Multiple U.S. states have voiced their objections to JP Morgan Chase’s class-action settlement with Jeffrey Epstein’s accusers, saying it could limit their ability to seek compensation for sexual abuse victims.
The attorneys general of 16 states and Washington, D.C., wrote a letter, which was published on Oct. 23 in the Manhattan federal court.
It states that the $290 million settlement includes language that prevents “any sovereign or government” from seeking damages, relating to accusations of sex trafficking by Epstein and the late financier’s associates.

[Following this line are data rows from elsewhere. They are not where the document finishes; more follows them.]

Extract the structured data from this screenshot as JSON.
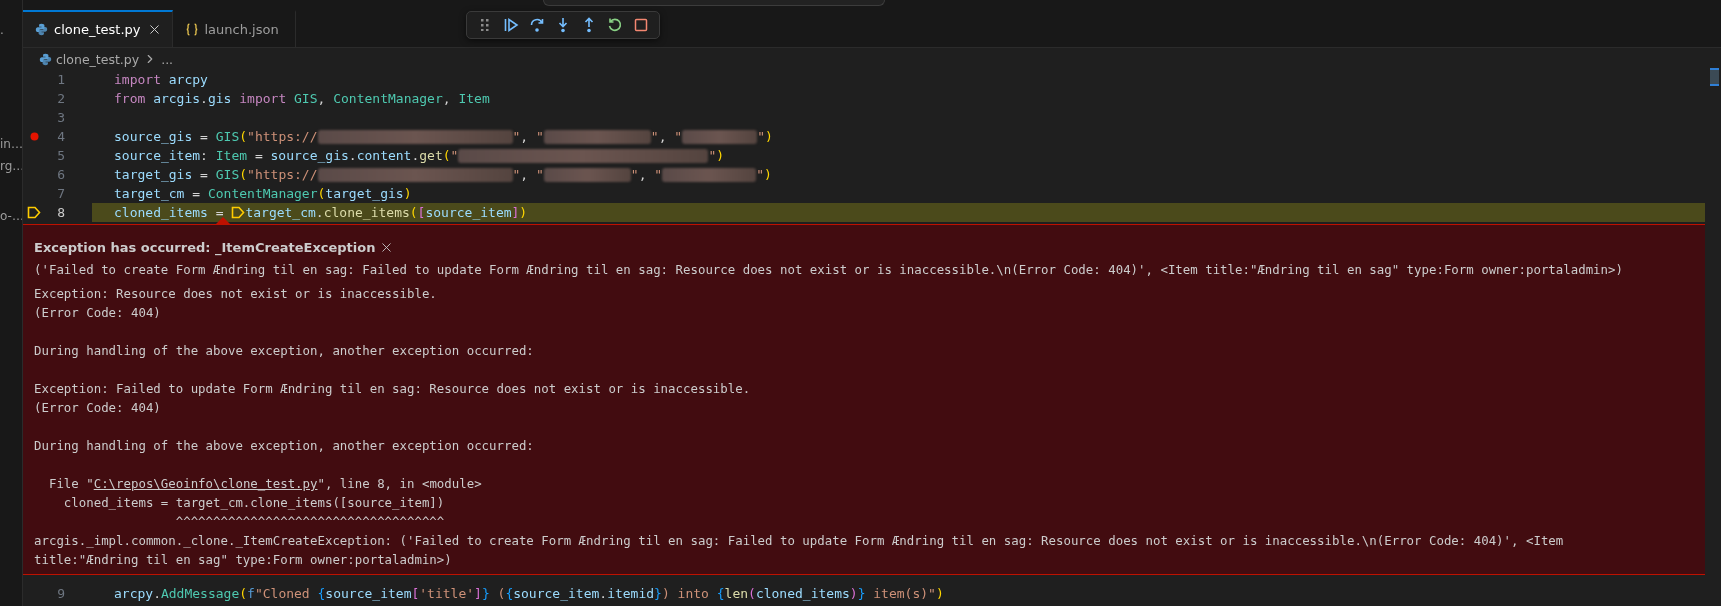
{
  "sidebar_fragments": [
    "·",
    "in…",
    "rg…",
    "o-…"
  ],
  "tabs": [
    {
      "label": "clone_test.py",
      "kind": "python",
      "selected": true
    },
    {
      "label": "launch.json",
      "kind": "json",
      "selected": false
    }
  ],
  "debug_toolbar": [
    {
      "kind": "drag"
    },
    {
      "kind": "continue"
    },
    {
      "kind": "step_over"
    },
    {
      "kind": "step_into"
    },
    {
      "kind": "step_out"
    },
    {
      "kind": "restart"
    },
    {
      "kind": "stop"
    }
  ],
  "breadcrumb": {
    "file": "clone_test.py",
    "more": "..."
  },
  "code_lines": [
    {
      "number": "1",
      "breakpoint": false,
      "stack_frame": false,
      "current": false,
      "parts": [
        "import arcpy"
      ]
    },
    {
      "number": "2",
      "breakpoint": false,
      "stack_frame": false,
      "current": false,
      "parts": [
        "from arcgis.gis import GIS, ContentManager, Item"
      ]
    },
    {
      "number": "3",
      "breakpoint": false,
      "stack_frame": false,
      "current": false
    },
    {
      "number": "4",
      "kind": "redacted",
      "breakpoint": true,
      "stack_frame": false,
      "current": false,
      "parts": [
        "source_gis = GIS(\"https://",
        "\", \"",
        "\", \"",
        "\")"
      ]
    },
    {
      "number": "5",
      "kind": "redacted",
      "breakpoint": false,
      "stack_frame": false,
      "current": false,
      "parts": [
        "source_item: Item = source_gis.content.get(\"",
        "\")"
      ]
    },
    {
      "number": "6",
      "kind": "redacted",
      "breakpoint": false,
      "stack_frame": false,
      "current": false,
      "parts": [
        "target_gis = GIS(\"https://",
        "\", \"",
        "\", \"",
        "\")"
      ]
    },
    {
      "number": "7",
      "breakpoint": false,
      "stack_frame": false,
      "current": false,
      "parts": [
        "target_cm = ContentManager(target_gis)"
      ]
    },
    {
      "number": "8",
      "kind": "frame",
      "breakpoint": false,
      "stack_frame": true,
      "current": true,
      "parts": [
        "cloned_items = ",
        "target_cm.clone_items([source_item])"
      ]
    }
  ],
  "exception": {
    "title": "Exception has occurred: _ItemCreateException",
    "message": "('Failed to create Form Ændring til en sag: Failed to update Form Ændring til en sag: Resource does not exist or is inaccessible.\\n(Error Code: 404)', <Item title:\"Ændring til en sag\" type:Form owner:portaladmin>)",
    "blocks": [
      [
        {
          "kind": "text",
          "text": "Exception: Resource does not exist or is inaccessible."
        },
        {
          "kind": "text",
          "text": "(Error Code: 404)"
        }
      ],
      [
        {
          "kind": "text",
          "text": "During handling of the above exception, another exception occurred:"
        }
      ],
      [
        {
          "kind": "text",
          "text": "Exception: Failed to update Form Ændring til en sag: Resource does not exist or is inaccessible."
        },
        {
          "kind": "text",
          "text": "(Error Code: 404)"
        }
      ],
      [
        {
          "kind": "text",
          "text": "During handling of the above exception, another exception occurred:"
        }
      ],
      [
        {
          "kind": "file",
          "prefix": "  File \"",
          "link": "C:\\repos\\Geoinfo\\clone_test.py",
          "suffix": "\", line 8, in <module>"
        },
        {
          "kind": "text",
          "text": "    cloned_items = target_cm.clone_items([source_item])"
        },
        {
          "kind": "text",
          "text": "                   ^^^^^^^^^^^^^^^^^^^^^^^^^^^^^^^^^^^^"
        },
        {
          "kind": "text",
          "text": "arcgis._impl.common._clone._ItemCreateException: ('Failed to create Form Ændring til en sag: Failed to update Form Ændring til en sag: Resource does not exist or is inaccessible.\\n(Error Code: 404)', <Item"
        },
        {
          "kind": "text",
          "text": "title:\"Ændring til en sag\" type:Form owner:portaladmin>)"
        }
      ]
    ]
  },
  "after_lines": [
    {
      "number": "9",
      "breakpoint": false,
      "stack_frame": false,
      "current": false,
      "parts": [
        "arcpy.AddMessage(f\"Cloned {source_item['title']} ({source_item.itemid}) into {len(cloned_items)} item(s)\")"
      ]
    }
  ]
}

The attorneys general said the inclusion of such language without their consent would deter them from seeking damages for sex trafficking victims under the federal Trafficking Victims Protection Act. This would also apply to other trafficking victims, not just Epstein’s.

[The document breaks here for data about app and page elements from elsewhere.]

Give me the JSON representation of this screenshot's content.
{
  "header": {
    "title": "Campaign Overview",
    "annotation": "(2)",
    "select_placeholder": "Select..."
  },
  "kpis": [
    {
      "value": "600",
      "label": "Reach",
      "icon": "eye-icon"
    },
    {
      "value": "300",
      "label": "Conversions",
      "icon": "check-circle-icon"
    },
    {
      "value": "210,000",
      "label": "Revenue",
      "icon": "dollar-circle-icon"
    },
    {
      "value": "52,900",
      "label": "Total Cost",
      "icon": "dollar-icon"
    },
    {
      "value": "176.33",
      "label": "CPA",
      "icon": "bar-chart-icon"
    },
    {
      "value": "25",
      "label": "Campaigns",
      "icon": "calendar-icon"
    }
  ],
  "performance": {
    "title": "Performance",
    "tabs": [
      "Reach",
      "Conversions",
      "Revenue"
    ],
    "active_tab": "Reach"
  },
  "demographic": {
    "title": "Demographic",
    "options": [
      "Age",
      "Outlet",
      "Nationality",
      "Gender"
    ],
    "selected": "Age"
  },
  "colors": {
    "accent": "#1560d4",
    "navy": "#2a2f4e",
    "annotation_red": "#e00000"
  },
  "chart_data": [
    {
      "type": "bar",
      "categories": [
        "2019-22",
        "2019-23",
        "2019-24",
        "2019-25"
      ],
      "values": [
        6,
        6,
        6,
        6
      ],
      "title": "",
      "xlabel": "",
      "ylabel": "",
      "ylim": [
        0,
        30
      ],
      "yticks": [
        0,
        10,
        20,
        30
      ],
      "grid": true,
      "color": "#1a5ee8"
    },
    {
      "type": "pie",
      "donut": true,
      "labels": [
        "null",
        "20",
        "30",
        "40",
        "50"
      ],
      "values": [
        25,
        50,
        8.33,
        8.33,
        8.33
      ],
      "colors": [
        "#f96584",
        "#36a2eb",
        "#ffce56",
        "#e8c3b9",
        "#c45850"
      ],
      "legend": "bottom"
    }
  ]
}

The letter went on to say that a similar $75 million agreement between Deutsche Bank and Epstein’s accusers didn’t include what the attorneys general deem to be controversial language.
“Jeffrey Epstein’s surviving victims should be fully compensated for the profound harm they have suffered. However, as it now stands, the settlement agreement improperly seeks to release (the states’) claims for victim-specific relief,” New Mexico Attorney General Raul Torrez wrote.
The letter was also signed by attorneys general of Arizona, California, Connecticut, Delaware, the District of Columbia, Hawaii, Illinois, Maryland, Minnesota, Mississippi, New York, Oregon, Pennsylvania, Tennessee, Utah, and Vermont.
JP Morgan’s settlement is still awaiting approval by U.S. District Judge Jed Rakoff, who ordered both JPMorgan and Epstein’s accusers to address the states’ objection by Nov. 6. This will be followed by a hearing on Nov. 9, when final approval will be considered, according to court records.
JP Morgan was accused of turning a blind eye to Epstein’s sex trafficking to protect its financial interests.
Epstein had been a lucrative client of the largest U.S. bank for around 15 years, from 1998 to 2013, when the bank terminated his accounts. However, the lawsuit alleged that the bank knew about sex trafficking accusations made against Epstein for years before they dropped him as a client.
Epstein victim lawyers previously said that around $200 million of the settlement will to go into a “global settlement fund” to be made available to the class of women who say they were victimized by Epstein.
A separate agreement was reached between JP Morgan and the U.S. Virgin Islands, where Epstein had a home. JP Morgan agreed to pay a settlement of $75 million last month.
Epstein is alleged to have committed suicide in August 2019 in a Manhattan jail cell, while awaiting trial over federal charges of sex trafficking minors.
NTD has contacted JPMorgan who did not immediately respond to requests for comment. The case is Doe 1 v JPMorgan Chase & Co, U.S. District Court, Southern District of New York, No. 22-10019
Reuters contributed to this article.